The Foreign Secretary double checked by saying that the question Dr. Kissinger had asked was: Exactly how far can Mujibʼs role and personality be used in stabilizing the situation and over what period of time?

Dr. Kissinger concluded by saying that the Foreign Secretary could wait until he got back in five days or so before replying. He repeated again how grateful he had been for his reception in July and President Yahyaʼs kindness in connection with his trip to Peking.

Harold H. Saunders 4
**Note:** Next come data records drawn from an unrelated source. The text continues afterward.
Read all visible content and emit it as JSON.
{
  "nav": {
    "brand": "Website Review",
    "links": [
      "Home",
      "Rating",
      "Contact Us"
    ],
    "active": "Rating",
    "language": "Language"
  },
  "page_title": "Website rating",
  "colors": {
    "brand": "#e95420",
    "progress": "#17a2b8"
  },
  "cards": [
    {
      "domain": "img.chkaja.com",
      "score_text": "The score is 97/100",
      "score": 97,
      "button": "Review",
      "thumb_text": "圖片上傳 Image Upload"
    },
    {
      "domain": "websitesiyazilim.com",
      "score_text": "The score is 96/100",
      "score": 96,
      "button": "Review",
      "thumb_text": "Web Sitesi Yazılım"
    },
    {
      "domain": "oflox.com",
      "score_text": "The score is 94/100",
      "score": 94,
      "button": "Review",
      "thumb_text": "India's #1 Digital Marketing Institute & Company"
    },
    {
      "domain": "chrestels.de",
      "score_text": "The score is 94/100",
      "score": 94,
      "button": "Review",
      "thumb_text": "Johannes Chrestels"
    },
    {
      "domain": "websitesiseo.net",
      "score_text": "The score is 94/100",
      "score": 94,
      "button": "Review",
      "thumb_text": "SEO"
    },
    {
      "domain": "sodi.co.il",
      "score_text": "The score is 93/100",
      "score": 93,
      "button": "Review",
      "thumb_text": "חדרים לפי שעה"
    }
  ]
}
  1. Source: National Archives, Nixon Presidential Materials, NSC Files, Box 643, Country Files, Middle East, India/Pakistan, July 1971. Secret;Nodis. The meeting was held in Kissingerʼs office at the White House. Sultan Khan was in Washington November 13–16 to consult on the crisis.
  2. All brackets in the source text. Lee Lescaze reported on November 12 in The Washington Post that President Yahya had privately expressed willingness to meet with leaders of the Awami League.
  3. Kissinger told Dobrynin in a telephone conversation on November 15 that the United States was “extremely concerned about the South Asian situation.” He said: “We think India is determined to have a showdown,” and added: “In our view, sending arms into India is adding fuel.” (Transcript of a telephone conversation, November 15, 12:33 p.m.; Library of Congress, Manuscript Division, Kissinger Papers, Box 395, Telephone Conversations, Dobrynin, Sept 1971–Apr 1972)
  4. Printed from a copy that bears this typed signature.